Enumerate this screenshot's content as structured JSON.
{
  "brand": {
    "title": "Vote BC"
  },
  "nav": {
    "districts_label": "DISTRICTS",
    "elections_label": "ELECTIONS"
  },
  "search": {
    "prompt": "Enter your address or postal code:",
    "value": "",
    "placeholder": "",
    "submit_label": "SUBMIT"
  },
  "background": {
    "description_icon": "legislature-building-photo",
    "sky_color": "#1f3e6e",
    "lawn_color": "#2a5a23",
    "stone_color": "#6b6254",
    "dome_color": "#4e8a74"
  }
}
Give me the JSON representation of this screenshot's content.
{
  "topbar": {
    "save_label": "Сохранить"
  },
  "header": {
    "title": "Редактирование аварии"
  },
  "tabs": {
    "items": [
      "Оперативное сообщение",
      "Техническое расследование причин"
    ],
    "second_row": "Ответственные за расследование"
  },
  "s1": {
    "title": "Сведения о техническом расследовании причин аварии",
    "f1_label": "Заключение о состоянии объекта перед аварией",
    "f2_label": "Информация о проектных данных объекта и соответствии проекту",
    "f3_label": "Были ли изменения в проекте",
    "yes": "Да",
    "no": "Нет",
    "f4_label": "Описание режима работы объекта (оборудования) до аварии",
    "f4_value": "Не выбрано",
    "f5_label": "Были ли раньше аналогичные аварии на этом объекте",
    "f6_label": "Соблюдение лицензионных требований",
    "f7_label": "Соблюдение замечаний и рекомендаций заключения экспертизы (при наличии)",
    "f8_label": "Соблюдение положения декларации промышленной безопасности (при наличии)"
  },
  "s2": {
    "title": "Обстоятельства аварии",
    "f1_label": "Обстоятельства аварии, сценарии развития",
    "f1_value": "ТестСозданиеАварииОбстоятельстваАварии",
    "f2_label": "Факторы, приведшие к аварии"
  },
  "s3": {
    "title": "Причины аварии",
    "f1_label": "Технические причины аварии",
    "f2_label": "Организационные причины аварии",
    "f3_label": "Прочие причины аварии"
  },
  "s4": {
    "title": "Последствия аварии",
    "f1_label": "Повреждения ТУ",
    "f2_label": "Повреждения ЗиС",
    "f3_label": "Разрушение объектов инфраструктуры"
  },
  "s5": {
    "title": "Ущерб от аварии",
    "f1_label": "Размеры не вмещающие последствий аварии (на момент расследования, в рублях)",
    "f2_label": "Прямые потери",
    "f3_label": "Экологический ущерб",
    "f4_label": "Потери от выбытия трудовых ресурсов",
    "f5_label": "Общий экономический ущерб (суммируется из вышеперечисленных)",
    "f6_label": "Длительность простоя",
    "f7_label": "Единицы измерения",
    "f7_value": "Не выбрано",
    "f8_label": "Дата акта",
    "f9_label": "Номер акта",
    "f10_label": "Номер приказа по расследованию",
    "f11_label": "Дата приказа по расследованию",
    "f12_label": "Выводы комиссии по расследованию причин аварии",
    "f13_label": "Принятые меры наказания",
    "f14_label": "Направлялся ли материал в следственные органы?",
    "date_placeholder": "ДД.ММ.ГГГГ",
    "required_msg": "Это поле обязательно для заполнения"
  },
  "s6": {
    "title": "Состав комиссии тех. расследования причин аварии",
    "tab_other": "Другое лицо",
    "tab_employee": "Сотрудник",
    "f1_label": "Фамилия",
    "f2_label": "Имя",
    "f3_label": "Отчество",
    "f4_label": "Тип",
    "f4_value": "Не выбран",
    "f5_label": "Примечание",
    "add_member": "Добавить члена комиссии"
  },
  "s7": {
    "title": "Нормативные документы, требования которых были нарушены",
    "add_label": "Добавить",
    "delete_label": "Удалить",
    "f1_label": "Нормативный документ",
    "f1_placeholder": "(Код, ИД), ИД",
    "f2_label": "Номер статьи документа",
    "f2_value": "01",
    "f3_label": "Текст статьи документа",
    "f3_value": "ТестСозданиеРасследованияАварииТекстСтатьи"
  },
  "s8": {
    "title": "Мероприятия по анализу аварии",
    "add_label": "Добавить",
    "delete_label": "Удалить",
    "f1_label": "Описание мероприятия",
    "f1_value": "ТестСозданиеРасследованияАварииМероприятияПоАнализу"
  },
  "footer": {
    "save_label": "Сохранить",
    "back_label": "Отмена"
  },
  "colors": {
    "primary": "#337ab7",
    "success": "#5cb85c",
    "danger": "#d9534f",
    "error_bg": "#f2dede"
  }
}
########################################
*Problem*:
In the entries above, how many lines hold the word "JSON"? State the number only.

*Answer to the exercise*:
2